My exposure to Harmon Killebrew was minimal. His final game came a year before I was born, and I can’t recall him ever appearing at card shows when I attended those events growing up. As an avid collector with an insatiable appetite for baseball trivia as a seventh/eighth grader, if you’d asked me to name the 500 home run club (which, in the late ’80s, consisted of just 14 men), I’d probably get 12 or 13 pretty easily, and then have to think longer to remember Killebrew. That’s no fault of Killer’s. I grew up in New Jersey; the Mets were my team. Baseball was long gone from Washington and the Twins were known for Kent Hrbek, Kirby Puckett, Dan Gladden and Frank Viola.
But I think Harmon Killebrew would’ve been the kind of player I really liked, an underdog of sorts among the game’s greatest sluggers.

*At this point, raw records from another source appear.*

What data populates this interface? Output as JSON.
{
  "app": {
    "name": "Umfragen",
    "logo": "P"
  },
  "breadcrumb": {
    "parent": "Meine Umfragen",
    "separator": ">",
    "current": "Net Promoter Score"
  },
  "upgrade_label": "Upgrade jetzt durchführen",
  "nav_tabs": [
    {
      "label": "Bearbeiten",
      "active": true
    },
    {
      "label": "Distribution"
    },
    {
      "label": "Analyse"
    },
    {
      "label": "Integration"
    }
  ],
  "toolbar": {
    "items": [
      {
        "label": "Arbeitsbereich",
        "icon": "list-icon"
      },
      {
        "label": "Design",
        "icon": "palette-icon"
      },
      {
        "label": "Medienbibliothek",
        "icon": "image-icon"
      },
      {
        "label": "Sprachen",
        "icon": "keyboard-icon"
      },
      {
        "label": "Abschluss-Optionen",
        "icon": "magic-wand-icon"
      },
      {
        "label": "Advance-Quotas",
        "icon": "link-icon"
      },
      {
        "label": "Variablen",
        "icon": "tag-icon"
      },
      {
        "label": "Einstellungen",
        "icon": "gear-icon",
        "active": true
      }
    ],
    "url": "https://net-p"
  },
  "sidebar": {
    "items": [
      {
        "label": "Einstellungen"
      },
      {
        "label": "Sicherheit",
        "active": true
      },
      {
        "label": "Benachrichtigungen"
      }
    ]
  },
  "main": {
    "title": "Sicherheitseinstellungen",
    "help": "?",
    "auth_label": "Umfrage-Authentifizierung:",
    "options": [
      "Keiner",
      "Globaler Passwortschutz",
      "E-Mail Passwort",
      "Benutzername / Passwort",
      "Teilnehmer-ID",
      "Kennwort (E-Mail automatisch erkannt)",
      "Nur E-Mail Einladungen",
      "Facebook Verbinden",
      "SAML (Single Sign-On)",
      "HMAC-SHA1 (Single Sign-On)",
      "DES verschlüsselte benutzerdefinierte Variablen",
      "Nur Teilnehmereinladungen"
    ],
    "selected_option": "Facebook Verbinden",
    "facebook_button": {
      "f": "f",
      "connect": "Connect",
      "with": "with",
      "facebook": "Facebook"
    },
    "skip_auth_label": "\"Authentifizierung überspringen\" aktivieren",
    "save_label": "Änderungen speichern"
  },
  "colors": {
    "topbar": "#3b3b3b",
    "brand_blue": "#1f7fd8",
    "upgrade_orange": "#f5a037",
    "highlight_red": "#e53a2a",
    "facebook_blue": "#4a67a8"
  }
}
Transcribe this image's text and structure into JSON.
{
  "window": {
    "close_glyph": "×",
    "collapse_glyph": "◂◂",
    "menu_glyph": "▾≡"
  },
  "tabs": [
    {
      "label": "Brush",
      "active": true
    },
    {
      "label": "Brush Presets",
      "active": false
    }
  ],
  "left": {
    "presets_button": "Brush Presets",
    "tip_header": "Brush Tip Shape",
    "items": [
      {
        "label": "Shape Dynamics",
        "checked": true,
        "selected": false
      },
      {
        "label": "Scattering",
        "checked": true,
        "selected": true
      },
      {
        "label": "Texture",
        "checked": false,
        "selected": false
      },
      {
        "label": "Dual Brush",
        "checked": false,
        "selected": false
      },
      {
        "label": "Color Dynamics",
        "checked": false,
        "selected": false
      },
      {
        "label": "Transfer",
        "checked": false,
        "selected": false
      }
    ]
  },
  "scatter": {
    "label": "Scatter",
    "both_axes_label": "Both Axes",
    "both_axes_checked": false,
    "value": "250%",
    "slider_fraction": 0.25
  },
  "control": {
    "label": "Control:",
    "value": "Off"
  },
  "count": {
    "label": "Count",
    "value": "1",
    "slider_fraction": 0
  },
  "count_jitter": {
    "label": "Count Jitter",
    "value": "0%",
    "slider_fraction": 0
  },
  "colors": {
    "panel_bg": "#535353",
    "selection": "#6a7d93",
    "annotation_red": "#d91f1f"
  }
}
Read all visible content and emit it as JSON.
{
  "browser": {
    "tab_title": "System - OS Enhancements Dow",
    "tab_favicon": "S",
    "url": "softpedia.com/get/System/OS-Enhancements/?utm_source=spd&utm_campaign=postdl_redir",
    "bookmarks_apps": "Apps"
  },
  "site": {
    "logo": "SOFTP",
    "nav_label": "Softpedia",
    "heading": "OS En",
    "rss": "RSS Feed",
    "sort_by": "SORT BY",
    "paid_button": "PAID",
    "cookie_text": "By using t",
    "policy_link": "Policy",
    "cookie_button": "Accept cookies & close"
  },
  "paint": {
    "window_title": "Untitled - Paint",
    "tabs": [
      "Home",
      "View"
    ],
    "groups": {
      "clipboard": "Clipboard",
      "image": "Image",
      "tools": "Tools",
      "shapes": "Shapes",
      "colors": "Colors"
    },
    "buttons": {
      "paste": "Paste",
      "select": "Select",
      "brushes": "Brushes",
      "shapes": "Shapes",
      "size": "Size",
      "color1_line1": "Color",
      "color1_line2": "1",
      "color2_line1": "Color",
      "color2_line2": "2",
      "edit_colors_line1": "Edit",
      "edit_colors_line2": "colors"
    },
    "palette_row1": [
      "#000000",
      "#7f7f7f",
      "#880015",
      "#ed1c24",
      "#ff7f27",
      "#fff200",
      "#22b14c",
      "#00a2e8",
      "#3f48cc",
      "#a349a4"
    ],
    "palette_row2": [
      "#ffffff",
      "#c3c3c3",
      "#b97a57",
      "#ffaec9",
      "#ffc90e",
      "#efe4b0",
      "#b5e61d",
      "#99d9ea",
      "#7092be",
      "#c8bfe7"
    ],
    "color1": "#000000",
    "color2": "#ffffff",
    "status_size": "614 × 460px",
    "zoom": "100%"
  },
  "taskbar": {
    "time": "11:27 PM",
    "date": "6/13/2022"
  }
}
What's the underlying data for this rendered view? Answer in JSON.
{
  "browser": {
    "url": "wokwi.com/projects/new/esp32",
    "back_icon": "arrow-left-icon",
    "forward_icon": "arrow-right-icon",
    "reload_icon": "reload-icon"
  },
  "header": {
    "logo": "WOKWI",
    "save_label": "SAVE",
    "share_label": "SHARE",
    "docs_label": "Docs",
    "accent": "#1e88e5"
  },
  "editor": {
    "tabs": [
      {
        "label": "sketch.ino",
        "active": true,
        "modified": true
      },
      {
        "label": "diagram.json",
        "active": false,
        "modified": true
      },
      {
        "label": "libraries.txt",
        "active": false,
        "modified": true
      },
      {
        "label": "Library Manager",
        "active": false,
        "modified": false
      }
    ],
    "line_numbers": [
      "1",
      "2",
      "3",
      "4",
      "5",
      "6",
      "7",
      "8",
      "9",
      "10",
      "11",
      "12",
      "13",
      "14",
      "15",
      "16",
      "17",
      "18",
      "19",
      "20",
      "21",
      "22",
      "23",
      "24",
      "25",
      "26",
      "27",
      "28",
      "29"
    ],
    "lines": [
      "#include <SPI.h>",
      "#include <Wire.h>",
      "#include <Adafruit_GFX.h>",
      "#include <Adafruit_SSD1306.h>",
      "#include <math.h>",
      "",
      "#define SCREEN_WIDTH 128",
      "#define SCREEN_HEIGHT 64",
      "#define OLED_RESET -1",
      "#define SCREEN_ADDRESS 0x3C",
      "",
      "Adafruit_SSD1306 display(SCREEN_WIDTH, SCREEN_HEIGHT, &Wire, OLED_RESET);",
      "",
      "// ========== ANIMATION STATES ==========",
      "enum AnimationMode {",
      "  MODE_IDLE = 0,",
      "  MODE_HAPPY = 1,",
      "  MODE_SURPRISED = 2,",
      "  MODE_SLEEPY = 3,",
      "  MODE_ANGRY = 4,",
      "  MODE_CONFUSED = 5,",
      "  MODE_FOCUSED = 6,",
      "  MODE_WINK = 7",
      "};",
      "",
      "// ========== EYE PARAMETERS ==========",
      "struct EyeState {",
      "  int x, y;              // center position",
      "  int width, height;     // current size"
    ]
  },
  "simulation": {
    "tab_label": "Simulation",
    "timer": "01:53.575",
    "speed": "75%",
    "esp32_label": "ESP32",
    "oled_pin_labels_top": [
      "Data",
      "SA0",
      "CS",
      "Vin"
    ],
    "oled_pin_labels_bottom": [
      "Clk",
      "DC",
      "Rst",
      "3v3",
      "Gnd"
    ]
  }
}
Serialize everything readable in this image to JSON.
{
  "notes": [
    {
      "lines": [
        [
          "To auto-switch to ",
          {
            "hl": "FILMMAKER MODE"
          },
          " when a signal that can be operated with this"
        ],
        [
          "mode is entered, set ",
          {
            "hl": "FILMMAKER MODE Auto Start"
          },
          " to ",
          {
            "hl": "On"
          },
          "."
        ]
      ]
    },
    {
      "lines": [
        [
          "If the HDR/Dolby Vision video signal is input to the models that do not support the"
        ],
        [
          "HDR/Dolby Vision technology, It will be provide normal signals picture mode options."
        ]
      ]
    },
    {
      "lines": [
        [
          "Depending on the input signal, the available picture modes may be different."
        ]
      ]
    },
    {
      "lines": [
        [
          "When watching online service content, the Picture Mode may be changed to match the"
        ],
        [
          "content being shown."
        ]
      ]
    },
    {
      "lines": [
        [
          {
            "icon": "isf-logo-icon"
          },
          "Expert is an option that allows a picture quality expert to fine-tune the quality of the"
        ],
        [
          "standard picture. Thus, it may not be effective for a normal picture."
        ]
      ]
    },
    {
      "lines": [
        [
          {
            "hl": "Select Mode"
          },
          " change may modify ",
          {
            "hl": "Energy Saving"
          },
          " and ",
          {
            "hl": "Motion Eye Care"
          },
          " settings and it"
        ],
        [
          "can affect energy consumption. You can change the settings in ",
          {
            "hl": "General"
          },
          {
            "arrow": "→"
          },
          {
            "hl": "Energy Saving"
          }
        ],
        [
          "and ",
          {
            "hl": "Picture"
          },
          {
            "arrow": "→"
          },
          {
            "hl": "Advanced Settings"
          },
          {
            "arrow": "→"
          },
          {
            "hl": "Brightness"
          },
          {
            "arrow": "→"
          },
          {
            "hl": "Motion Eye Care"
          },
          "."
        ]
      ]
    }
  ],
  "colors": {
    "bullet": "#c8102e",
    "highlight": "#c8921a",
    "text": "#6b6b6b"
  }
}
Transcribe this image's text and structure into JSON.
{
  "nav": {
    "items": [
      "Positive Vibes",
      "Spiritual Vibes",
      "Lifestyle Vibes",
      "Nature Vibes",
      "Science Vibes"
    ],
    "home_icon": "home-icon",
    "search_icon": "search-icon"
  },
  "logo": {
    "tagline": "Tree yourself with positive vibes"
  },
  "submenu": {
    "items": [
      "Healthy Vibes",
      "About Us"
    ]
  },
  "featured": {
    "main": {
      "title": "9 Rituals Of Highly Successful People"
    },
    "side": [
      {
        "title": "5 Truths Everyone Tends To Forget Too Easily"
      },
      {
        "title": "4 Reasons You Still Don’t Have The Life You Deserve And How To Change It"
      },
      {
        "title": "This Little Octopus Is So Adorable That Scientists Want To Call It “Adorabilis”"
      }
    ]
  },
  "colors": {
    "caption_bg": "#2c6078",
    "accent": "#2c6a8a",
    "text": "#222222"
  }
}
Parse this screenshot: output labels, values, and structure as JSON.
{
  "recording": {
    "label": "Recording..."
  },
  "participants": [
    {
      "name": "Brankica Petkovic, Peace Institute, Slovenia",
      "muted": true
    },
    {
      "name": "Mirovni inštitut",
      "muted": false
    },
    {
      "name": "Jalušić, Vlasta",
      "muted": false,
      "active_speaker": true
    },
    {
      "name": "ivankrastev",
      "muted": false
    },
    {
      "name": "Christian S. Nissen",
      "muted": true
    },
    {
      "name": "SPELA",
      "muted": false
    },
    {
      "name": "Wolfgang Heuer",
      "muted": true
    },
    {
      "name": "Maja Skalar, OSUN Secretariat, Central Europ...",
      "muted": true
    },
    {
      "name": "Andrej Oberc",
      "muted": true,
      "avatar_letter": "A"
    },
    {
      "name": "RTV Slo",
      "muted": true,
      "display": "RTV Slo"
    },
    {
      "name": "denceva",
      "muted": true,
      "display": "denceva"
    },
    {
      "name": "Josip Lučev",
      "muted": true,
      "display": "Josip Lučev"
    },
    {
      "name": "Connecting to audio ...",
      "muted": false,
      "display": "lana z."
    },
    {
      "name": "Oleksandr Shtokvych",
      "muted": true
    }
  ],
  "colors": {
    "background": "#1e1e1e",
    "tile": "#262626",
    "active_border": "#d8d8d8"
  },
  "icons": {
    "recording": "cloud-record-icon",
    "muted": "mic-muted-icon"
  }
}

He may have been listed at six feet tall, but it seems he was probably an inch or so shorter. If some photos I’ve seen today are dated correctly, he was bald before he was 30. And in recent years, while some of the living members of the 500 Home Run Club still look like they could give the ball a ride, he looked as much like your middle-school principal, your barber or your pharmacist as he did the 10th player to reach that long ball milestone.
My one encounter with Killebrew came before the 2004 All-Star Game, when MLB brought the living members of the 500 Home Run Club to Houston for the Home Run Derby. It was amazing being in the same room with all of those sluggers, not to mention the Commissioner of baseball and the top sportswriters in America. As I mentioned in that blog post, I considered asking some questions of a few of the legends, but with no assignment or specific questions in mind, I decided I’d rather get photos of each of the guys. I’m happy that I did, but looking back, it’s unfortunate that 2004 was still the beginning of the digital age — I was still working with a film SLR and had no way to know how my shots turned out until getting the prints back from the lab. My shot of Killebrew is OK, but the flash bounced off a few sportswriters in front of me, putting Killer in the shadows when he deserved the spotlight alongside his peers in that room.